University of Wisconsin–Madison

Archive: Procedures in new hybrid operating room help newborn overcome a rough start

Minutes after his birth at Meriter Hospital in Madison, Wisconsin, doctors recognized Gabriel Kampka was struggling for his life. His appearance was ashen, his heart was racing, his blood pressure was low, and his belly was distended. He would need intensive neonatal care and a team of pediatric specialists to figure out what was going wrong.

At just a few hours old, Gabriel was transferred to the American Family Children’s Hospital and admitted to its new Level IV Neonatal Intensive Care Unit (NICU). There, doctors were able to utilize the hospital’s new hybrid operating room, which allows for surgery and imaging procedures in the same place. This is the only facility of its kind in North America. Pediatric surgeon Peter Nichol, MD, PhD, removed a twisted portion of Gabriel’s bowel, and pediatric interventional cardiologist Luke Lamers, MD, performed a heart catheterization. One of the benefits of being able to do multiple procedures in one room is it requires the patient to undergo anesthesia only once.

Gabriel’s parents would later learn their son was born with cystic fibrosis, a condition that often causes intestinal problems in newborns, and a heart condition that will need to be addressed when he is older. But after nearly three months in the hospital, Gabriel’s family finally got to take him home.

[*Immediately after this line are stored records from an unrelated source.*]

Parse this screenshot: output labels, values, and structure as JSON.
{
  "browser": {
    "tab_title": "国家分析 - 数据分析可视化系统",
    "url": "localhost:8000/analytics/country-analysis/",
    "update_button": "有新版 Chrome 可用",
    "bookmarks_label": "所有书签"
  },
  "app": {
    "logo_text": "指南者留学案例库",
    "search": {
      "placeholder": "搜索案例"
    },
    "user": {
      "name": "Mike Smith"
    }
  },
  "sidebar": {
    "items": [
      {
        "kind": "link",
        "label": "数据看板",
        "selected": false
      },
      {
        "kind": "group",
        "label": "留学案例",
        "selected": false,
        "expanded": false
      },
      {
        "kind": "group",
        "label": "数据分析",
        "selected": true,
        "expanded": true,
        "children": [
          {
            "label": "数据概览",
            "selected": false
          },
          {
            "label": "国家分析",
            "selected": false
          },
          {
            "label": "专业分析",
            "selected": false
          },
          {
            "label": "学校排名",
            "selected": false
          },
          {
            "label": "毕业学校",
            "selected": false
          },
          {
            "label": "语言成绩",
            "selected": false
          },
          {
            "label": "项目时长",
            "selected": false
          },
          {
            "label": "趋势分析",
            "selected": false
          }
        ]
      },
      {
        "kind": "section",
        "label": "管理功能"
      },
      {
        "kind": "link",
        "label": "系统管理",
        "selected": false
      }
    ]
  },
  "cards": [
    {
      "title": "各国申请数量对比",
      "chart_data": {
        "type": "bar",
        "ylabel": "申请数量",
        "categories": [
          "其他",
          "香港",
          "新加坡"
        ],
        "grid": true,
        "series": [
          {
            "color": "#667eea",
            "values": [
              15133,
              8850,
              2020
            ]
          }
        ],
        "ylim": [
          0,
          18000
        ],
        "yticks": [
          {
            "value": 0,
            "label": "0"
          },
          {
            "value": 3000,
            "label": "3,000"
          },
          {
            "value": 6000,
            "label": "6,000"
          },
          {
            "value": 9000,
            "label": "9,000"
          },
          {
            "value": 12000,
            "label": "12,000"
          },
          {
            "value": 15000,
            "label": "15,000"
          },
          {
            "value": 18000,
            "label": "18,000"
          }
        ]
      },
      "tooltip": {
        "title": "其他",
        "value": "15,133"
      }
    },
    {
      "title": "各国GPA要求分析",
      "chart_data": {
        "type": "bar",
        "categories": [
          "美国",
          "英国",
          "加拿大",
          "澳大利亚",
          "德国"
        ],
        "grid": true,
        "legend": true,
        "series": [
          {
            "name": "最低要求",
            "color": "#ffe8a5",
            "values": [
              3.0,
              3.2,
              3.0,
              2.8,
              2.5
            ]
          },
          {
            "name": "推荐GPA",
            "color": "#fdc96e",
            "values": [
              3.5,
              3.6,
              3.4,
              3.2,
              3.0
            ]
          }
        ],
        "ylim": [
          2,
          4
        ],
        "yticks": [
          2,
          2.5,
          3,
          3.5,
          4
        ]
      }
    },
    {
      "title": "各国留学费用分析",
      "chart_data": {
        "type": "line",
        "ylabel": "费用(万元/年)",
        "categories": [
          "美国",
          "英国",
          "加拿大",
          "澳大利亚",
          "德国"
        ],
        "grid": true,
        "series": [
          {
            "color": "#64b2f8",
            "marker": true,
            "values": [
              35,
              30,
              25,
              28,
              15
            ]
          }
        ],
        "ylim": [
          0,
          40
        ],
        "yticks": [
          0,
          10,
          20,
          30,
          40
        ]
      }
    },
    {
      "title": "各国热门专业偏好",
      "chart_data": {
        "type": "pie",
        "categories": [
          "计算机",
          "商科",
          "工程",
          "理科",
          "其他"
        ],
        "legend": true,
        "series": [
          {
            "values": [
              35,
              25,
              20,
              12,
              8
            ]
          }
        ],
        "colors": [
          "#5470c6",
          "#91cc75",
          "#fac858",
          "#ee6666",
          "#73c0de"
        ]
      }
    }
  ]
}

Health reporter David Wahlberg covered Gabriel’s story in “After baby’s rough start, parents glad he’s home,” which ran in the January 7, 2015, issue of the Wisconsin State Journal. UW Health also featured Gabriel’s story on its website in the article “Baby Gabriel: Storming Back After a Rough Start.”